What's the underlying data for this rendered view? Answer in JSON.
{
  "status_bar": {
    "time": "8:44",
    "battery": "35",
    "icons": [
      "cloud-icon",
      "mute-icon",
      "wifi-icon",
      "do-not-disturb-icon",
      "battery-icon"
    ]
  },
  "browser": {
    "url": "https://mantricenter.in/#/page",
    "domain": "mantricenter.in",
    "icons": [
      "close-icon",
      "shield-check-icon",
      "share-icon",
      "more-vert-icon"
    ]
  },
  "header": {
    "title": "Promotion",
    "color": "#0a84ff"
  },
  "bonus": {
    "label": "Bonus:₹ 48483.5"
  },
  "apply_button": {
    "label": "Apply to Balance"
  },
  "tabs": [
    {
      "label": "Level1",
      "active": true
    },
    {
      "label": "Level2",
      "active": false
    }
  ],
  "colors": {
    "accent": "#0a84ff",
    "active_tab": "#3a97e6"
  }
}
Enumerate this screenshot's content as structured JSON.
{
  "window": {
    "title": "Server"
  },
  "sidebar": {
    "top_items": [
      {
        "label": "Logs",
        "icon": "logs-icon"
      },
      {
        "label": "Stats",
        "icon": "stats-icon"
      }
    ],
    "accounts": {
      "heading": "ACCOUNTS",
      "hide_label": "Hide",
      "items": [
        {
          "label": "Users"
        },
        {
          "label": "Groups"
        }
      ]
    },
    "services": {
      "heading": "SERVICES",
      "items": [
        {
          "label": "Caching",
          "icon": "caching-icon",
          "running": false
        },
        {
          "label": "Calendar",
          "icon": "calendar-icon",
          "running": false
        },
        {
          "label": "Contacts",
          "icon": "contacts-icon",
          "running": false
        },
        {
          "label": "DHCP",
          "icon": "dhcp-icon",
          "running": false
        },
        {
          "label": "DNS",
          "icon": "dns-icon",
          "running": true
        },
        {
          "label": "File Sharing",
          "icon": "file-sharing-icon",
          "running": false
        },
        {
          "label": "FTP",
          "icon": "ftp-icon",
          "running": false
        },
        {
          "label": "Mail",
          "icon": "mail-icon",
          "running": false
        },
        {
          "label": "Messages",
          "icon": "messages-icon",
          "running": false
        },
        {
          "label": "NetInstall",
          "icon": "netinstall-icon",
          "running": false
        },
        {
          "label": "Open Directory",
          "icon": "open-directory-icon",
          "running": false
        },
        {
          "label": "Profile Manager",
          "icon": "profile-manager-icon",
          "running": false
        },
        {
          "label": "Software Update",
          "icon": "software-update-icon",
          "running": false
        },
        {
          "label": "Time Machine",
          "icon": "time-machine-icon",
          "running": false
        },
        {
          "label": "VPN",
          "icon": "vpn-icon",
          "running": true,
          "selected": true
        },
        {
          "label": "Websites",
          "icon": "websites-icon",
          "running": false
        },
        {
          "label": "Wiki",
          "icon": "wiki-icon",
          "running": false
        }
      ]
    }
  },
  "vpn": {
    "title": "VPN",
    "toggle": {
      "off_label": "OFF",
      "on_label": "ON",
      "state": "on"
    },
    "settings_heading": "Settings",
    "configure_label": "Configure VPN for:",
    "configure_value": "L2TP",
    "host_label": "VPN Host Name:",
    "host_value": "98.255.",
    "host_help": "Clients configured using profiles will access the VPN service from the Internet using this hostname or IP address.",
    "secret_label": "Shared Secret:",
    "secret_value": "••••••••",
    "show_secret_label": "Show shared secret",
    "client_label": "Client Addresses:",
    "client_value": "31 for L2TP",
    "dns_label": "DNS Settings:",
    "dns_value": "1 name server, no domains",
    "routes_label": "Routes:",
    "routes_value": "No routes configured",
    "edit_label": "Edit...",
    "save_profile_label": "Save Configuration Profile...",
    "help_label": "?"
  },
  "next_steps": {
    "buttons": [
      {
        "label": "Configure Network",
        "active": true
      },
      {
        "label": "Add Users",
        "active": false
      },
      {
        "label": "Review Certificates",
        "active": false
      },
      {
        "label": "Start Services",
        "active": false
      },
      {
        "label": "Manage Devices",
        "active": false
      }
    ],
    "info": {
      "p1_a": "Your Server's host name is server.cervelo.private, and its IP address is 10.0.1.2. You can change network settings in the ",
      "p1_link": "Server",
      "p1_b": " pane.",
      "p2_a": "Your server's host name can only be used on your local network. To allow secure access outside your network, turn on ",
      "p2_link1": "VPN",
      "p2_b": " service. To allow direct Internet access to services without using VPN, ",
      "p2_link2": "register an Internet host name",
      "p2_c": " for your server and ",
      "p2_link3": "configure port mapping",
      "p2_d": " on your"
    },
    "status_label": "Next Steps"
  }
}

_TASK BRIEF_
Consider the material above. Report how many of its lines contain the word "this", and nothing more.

_EXERCISE RESPONSE_
3